Sunday, 30 September 2012

Hunting the Greater-Spotted, Hyper Maravilla in Deepest Virginia

The Maravilla mating dance. Photo courtesy

The dawn light makes eerie shadows from overhanging trees. The dawn chorus of random insects and birds tries to disorient my senses, but intense focus on my task makes me block out those distractions.

Early on the Japanese Samurai, Shinji Nakadai, is my hunting partner, but after we catch the rare Brazilian jaguar (Iazaldir Feitoza) I set off in pursuit of more elusive game. Occasionally I hear howling or screaming in the distance, possibly some kind of mating call. It's difficult to judge the distance but I have no trouble following the beast's trail. Sometimes I catch a brief glimpse in the distance of white spandex or is it my mind playing tricks?

I soon realize that on my UROC hunting trip, the over-energized Jorge Maravilla is my primary target.

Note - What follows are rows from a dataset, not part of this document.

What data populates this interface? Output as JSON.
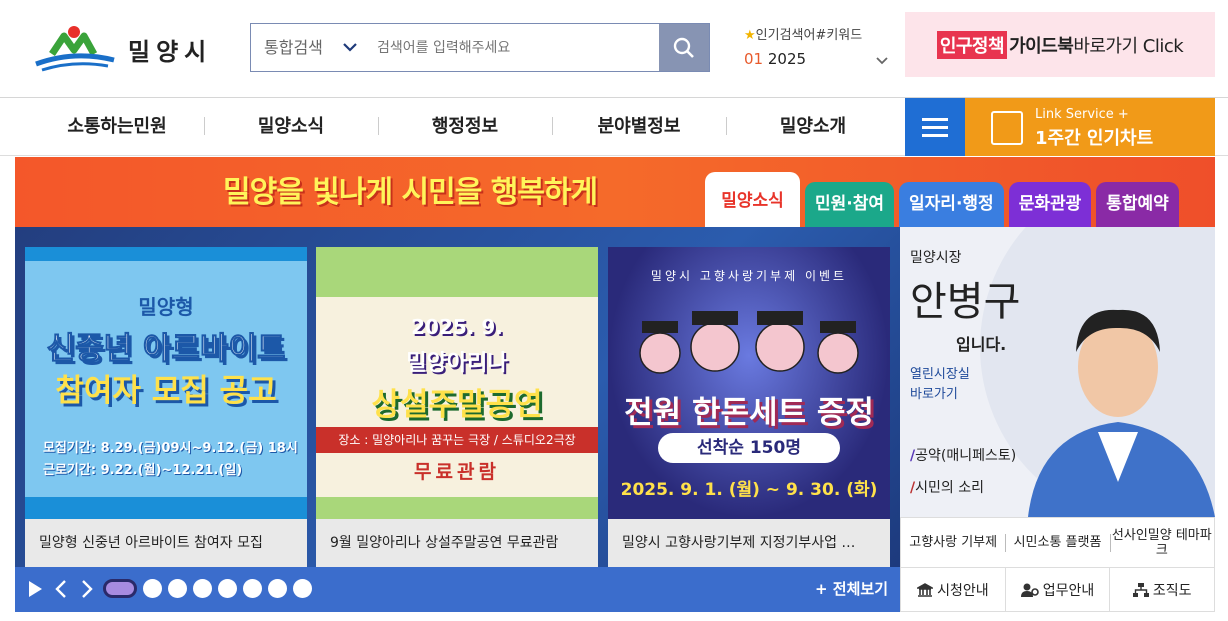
{
  "header": {
    "logo_text": "밀양시",
    "search": {
      "category": "통합검색",
      "placeholder": "검색어를 입력해주세요",
      "value": ""
    },
    "popular": {
      "title": "인기검색어#키워드",
      "rank": "01",
      "keyword": "2025"
    },
    "guide_banner": {
      "highlight": "인구정책",
      "bold": "가이드북",
      "rest": "바로가기 Click"
    }
  },
  "nav": {
    "items": [
      "소통하는민원",
      "밀양소식",
      "행정정보",
      "분야별정보",
      "밀양소개"
    ],
    "link_service": {
      "line1": "Link Service +",
      "line2": "1주간 인기차트"
    }
  },
  "band": {
    "slogan": "밀양을 빛나게 시민을 행복하게"
  },
  "tabs": [
    {
      "label": "밀양소식",
      "color": "#ffffff"
    },
    {
      "label": "민원·참여",
      "color": "#1ba88a"
    },
    {
      "label": "일자리·행정",
      "color": "#3a7ee0"
    },
    {
      "label": "문화관광",
      "color": "#7d2fd6"
    },
    {
      "label": "통합예약",
      "color": "#8a2aa6"
    }
  ],
  "cards": [
    {
      "caption": "밀양형 신중년 아르바이트 참여자 모집",
      "lines": [
        "밀양형",
        "신중년 아르바이트",
        "참여자 모집 공고",
        "모집기간: 8.29.(금)09시~9.12.(금) 18시",
        "근로기간: 9.22.(월)~12.21.(일)"
      ]
    },
    {
      "caption": "9월 밀양아리나 상설주말공연 무료관람",
      "lines": [
        "2025. 9.",
        "밀양아리나",
        "상설주말공연",
        "장소 : 밀양아리나 꿈꾸는 극장 / 스튜디오2극장",
        "무료관람"
      ]
    },
    {
      "caption": "밀양시 고향사랑기부제 지정기부사업 …",
      "lines": [
        "밀양시 고향사랑기부제 이벤트",
        "전원 한돈세트 증정",
        "선착순 150명",
        "2025. 9. 1. (월) ~ 9. 30. (화)"
      ]
    }
  ],
  "slider": {
    "dot_count": 8,
    "active_index": 0,
    "view_all": "+ 전체보기"
  },
  "mayor": {
    "role": "밀양시장",
    "name": "안병구",
    "suffix": "입니다.",
    "link1": "열린시장실",
    "link2": "바로가기",
    "pledge": "공약(매니페스토)",
    "voice": "시민의 소리"
  },
  "quick_links": [
    "고향사랑 기부제",
    "시민소통 플랫폼",
    "선사인밀양 테마파크"
  ],
  "services": [
    "시청안내",
    "업무안내",
    "조직도"
  ]
}
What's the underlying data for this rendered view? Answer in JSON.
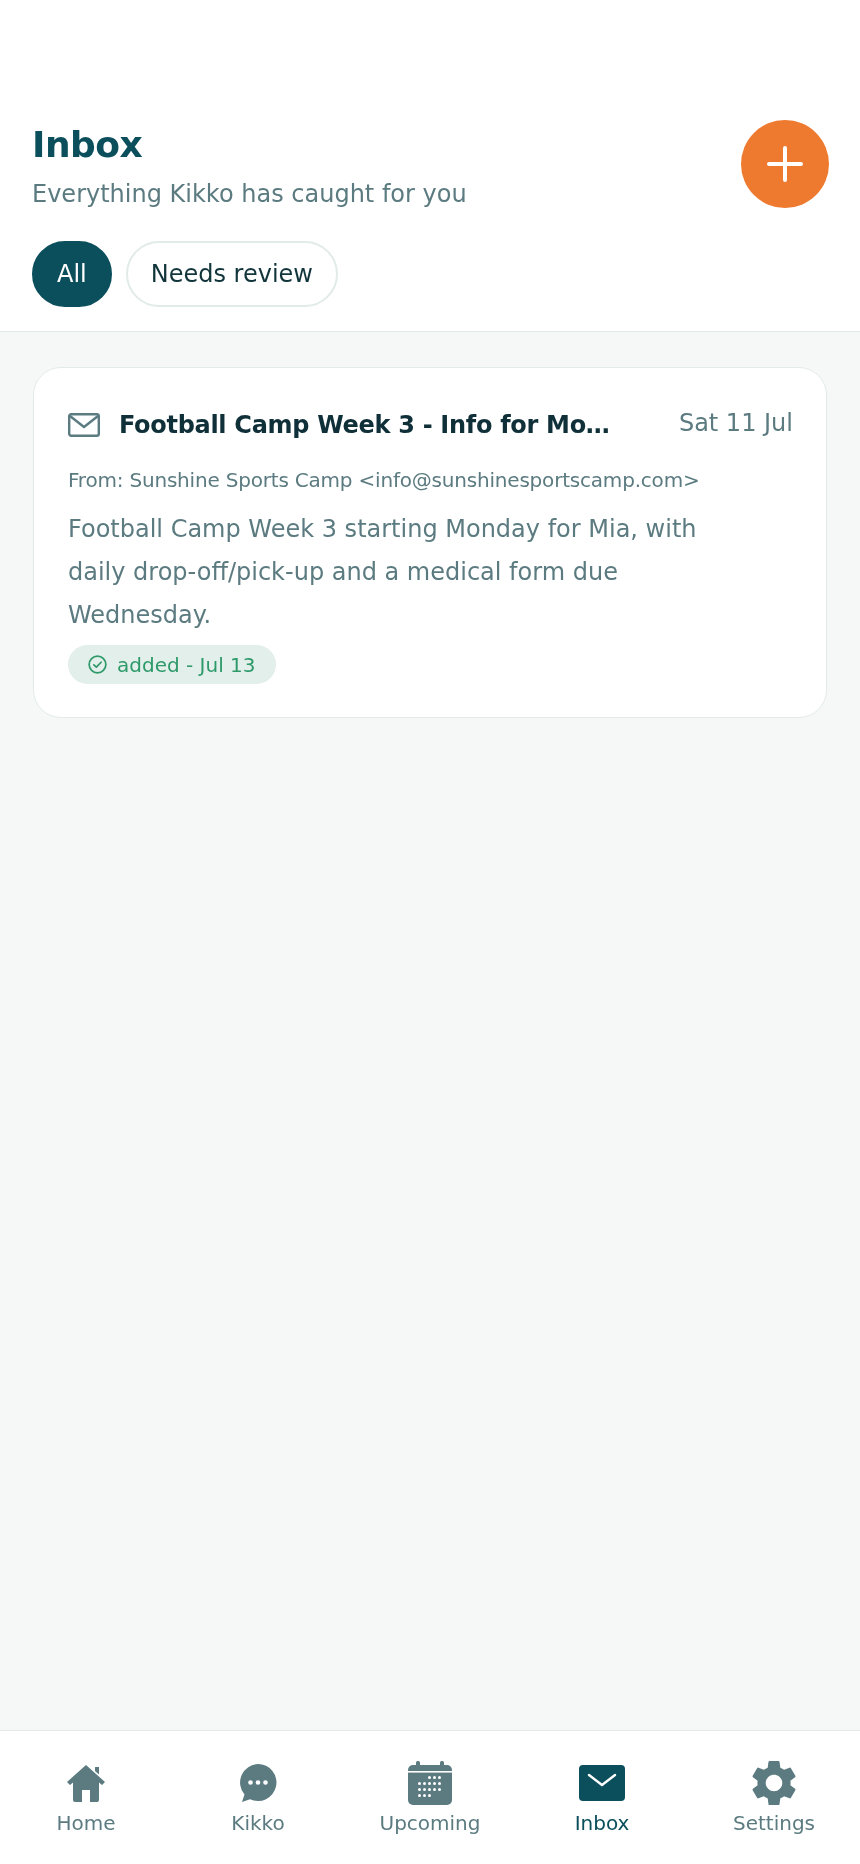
{
  "header": {
    "title": "Inbox",
    "subtitle": "Everything Kikko has caught for you"
  },
  "filters": [
    {
      "label": "All",
      "selected": true
    },
    {
      "label": "Needs review",
      "selected": false
    }
  ],
  "messages": [
    {
      "subject": "Football Camp Week 3 - Info for Mo…",
      "date": "Sat 11 Jul",
      "from": "From: Sunshine Sports Camp <info@sunshinesportscamp.com>",
      "summary": "Football Camp Week 3 starting Monday for Mia, with daily drop-off/pick-up and a medical form due Wednesday.",
      "status": {
        "kind": "added",
        "label": "added - Jul 13"
      }
    }
  ],
  "nav": [
    {
      "label": "Home",
      "selected": false
    },
    {
      "label": "Kikko",
      "selected": false
    },
    {
      "label": "Upcoming",
      "selected": false
    },
    {
      "label": "Inbox",
      "selected": true
    },
    {
      "label": "Settings",
      "selected": false
    }
  ]
}
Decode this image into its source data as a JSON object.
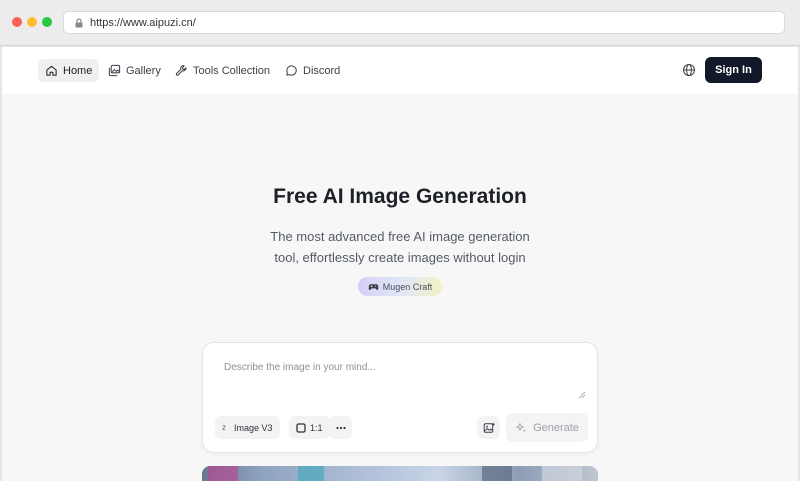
{
  "browser": {
    "url": "https://www.aipuzi.cn/"
  },
  "nav": {
    "items": [
      {
        "label": "Home",
        "icon": "home-icon",
        "active": true
      },
      {
        "label": "Gallery",
        "icon": "gallery-icon",
        "active": false
      },
      {
        "label": "Tools Collection",
        "icon": "wrench-icon",
        "active": false
      },
      {
        "label": "Discord",
        "icon": "chat-bubble-icon",
        "active": false
      }
    ],
    "language_icon": "globe-icon",
    "sign_in_label": "Sign In"
  },
  "hero": {
    "title": "Free AI Image Generation",
    "subtitle_line1": "The most advanced free AI image generation",
    "subtitle_line2": "tool, effortlessly create images without login",
    "badge_label": "Mugen Craft",
    "badge_icon": "gamepad-icon"
  },
  "generator": {
    "prompt_placeholder": "Describe the image in your mind...",
    "model_prefix": "z",
    "model_label": "Image V3",
    "ratio_label": "1:1",
    "more_icon": "ellipsis-icon",
    "upload_icon": "image-upload-icon",
    "generate_label": "Generate",
    "generate_icon": "sparkles-icon"
  },
  "colors": {
    "signin_bg": "#111827",
    "page_bg": "#f7f7f8",
    "badge_gradient": [
      "#d8cdf6",
      "#dfe7f7",
      "#f3f1c7"
    ]
  }
}
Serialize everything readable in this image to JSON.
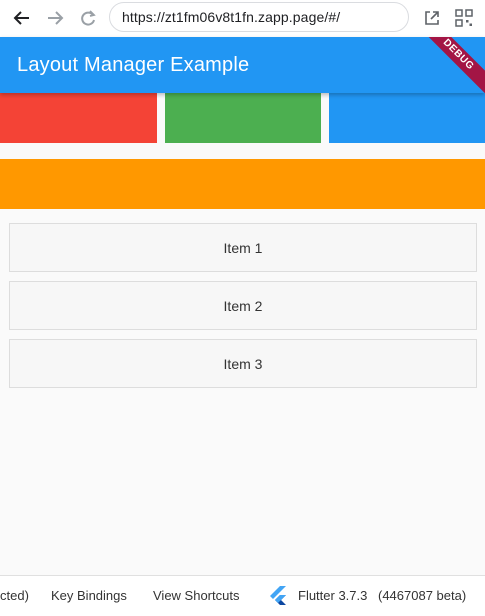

Other thin and determined-looking specimens occasionally attract my attention, but the sport is with the Maravilla. The whoops in the distance taunt me but never get closer - does he know I'm chasing?

This persists for hours as I gradually wear myself down and can't believe the Maravilla is always "3 minutes" ahead according to wild-eyed natives. Surely the rocky terrain will slow him? No. Maybe the endless tarmac will wear him down? Never! I start to think he can't be caught, that he's just toying with me. I should have set a trap on the way out to ensnare my nemesis when he returned.

Then finally it looks like the last climb of the day will be my opportunity to take down the amiable, Cheshire-grinned cat. The road winds upwards for an eternity and at each turn I see my prey. Occasionally his glance backwards tells me the Maravilla is running scared. After over eight hours of stalking, it looks like I may succeed. Yet the gap isn't closing. It's like a race through treacle, painfully slow yet at maximum effort.

As I see the end of the hunt, signified by a large inflated hoop and a clock, I also spot a blur of Ecuadorian-Californian magic go into the safety of the locals' arms. It's been a duel - one I'll never forget. But a mere minute denies me my coveted prize.

8h25m of effort ends with sightings of two Western cheetahs sitting and drinking (Max King and Sage Canaday), both limping from the day's efforts. These animals are natural sprinters but stepped up to the endurance challenge in impressive form. Yet I suspect this is just the second of many hunts with the Maravilla (the first was through the High Sierra with the roles reversed at Western States where I fended off the challenge from the world's happiest feline).

It's memories like these that I know will stay with me forever, ingrained into my mind by the searing heat of a day-long battle. Hundreds of stories come out of every similar event with duels and partnerships that last minutes or hours. More can be found (as well as results) at irunfar and the race website.

Photo courtesy Bad To The Bone.

L-R: Me, David Riddle, Jorge, Nick Clark, Dave Mackey and Scott McCoubrey. Photo courtesy Bad To The Bone.


  1. This comment has been removed by the author.

  2. Knowing Jorge from just before his climb to Ultra stardom, your description is dead-on perfect. How someone could be happy for so long and in so much pain is beyond me. Nice job Ian!

    EDIT: I deleted this post and edited it to get rid of the silly "you're" instead of "your" grammatical error I made.

  3. Lovely race report - more need to be done in this style!